* _WORK TASK_: Please copy each line of the records below that holds the word "background".
⁂
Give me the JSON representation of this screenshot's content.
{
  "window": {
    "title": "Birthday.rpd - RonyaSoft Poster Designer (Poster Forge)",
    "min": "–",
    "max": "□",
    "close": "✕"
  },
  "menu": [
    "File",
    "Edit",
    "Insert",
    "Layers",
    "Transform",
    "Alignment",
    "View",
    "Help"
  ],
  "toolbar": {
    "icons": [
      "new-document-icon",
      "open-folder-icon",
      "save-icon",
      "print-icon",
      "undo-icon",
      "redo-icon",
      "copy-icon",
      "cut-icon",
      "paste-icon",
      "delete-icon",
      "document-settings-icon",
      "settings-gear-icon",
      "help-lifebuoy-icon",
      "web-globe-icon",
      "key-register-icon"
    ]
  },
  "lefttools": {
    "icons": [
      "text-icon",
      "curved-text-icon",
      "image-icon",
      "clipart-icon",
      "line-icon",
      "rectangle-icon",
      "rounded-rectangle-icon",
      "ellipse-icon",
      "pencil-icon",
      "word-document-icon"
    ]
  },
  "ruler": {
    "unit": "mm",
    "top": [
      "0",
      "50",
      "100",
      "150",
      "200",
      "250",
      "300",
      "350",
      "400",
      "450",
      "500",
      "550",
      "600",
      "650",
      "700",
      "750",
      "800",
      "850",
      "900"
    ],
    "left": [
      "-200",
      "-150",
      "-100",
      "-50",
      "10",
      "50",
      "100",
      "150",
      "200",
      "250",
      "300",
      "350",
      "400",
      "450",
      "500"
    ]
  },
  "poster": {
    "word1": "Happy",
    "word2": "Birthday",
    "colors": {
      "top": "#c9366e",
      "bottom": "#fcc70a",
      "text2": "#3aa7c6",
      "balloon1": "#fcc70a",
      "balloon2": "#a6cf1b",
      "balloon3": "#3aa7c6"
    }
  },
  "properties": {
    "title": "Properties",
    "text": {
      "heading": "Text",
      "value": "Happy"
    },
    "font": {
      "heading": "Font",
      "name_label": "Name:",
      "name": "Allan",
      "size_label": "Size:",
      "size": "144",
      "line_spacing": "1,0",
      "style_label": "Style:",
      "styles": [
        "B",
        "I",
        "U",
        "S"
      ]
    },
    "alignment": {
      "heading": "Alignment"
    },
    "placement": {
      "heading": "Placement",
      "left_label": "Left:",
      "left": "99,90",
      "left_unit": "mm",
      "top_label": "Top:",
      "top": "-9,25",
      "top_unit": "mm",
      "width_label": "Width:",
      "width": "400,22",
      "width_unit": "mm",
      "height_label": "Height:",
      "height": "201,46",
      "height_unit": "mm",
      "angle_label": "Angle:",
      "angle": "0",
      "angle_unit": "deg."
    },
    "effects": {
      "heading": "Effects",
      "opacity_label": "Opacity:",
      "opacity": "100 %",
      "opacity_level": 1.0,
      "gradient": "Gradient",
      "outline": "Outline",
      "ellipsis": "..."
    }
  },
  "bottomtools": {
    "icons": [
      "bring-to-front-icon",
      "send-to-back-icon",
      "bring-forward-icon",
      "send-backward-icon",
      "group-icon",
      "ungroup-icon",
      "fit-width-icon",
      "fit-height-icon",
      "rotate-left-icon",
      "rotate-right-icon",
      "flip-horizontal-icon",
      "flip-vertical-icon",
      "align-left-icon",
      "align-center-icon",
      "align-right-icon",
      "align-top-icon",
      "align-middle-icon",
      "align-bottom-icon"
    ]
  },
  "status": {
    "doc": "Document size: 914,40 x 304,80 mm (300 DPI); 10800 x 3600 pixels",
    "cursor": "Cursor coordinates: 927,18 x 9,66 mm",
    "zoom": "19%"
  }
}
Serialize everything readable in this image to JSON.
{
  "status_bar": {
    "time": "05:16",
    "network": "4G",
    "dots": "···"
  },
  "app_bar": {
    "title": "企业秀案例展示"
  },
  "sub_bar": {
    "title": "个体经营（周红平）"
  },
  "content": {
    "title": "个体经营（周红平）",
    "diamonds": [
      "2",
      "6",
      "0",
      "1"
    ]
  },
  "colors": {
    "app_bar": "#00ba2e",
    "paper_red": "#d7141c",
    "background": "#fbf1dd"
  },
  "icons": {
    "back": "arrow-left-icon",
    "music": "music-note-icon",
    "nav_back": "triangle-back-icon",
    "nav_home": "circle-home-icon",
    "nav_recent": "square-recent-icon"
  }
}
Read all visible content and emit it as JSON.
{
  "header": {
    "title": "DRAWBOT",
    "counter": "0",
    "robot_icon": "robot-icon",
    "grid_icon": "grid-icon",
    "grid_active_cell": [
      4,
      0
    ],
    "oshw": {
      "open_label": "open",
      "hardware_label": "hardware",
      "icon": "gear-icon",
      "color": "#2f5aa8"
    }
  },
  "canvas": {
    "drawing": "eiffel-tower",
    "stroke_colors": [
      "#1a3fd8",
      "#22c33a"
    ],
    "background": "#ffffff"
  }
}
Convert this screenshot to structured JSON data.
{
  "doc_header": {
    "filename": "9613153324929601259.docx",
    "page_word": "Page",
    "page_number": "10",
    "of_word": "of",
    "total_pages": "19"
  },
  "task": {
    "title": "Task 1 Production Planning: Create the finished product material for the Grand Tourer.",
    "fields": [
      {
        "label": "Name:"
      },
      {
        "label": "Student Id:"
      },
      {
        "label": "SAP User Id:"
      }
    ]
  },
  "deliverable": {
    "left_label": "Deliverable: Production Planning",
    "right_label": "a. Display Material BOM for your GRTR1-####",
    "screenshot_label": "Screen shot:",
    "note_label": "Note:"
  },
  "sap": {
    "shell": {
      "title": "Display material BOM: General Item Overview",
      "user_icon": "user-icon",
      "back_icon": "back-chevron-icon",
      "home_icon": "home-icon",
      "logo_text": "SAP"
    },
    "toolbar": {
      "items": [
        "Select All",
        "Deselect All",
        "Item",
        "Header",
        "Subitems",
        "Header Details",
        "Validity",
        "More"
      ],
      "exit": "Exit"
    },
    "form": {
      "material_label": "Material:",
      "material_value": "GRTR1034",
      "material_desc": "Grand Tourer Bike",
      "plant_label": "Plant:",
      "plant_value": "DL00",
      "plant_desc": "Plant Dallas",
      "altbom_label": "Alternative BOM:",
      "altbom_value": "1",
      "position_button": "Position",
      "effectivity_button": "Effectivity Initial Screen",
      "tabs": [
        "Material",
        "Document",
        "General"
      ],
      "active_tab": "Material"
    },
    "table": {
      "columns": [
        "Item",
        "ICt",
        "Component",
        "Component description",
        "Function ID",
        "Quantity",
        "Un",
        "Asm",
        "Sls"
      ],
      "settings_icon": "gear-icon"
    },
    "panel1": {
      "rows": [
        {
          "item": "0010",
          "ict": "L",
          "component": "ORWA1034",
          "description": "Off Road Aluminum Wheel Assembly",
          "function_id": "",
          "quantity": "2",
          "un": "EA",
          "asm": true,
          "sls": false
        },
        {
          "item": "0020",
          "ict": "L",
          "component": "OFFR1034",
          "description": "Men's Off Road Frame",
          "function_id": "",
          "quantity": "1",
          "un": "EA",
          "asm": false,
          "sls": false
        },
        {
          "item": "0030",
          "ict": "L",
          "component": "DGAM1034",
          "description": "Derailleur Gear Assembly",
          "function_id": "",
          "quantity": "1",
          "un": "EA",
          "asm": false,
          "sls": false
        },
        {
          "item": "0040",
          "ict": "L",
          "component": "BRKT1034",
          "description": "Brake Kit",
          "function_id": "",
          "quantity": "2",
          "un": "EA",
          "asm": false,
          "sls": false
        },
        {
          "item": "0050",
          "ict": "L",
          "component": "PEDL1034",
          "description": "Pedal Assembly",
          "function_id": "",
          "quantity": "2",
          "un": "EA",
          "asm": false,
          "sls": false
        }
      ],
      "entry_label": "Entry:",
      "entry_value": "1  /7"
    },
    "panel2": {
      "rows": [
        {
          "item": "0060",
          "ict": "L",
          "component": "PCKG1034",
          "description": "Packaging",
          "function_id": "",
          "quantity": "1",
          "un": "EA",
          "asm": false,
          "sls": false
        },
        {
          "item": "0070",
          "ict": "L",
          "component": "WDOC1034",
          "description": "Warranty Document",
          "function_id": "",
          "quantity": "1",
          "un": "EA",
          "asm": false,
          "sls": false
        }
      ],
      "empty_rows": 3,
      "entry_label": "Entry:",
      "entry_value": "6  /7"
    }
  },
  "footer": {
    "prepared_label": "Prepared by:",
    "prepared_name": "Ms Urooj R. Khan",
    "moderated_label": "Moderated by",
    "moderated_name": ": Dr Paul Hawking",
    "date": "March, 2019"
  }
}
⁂
* _TASK ANSWER_:
    "background": "#fbf1dd"
    "background": "#ffffff"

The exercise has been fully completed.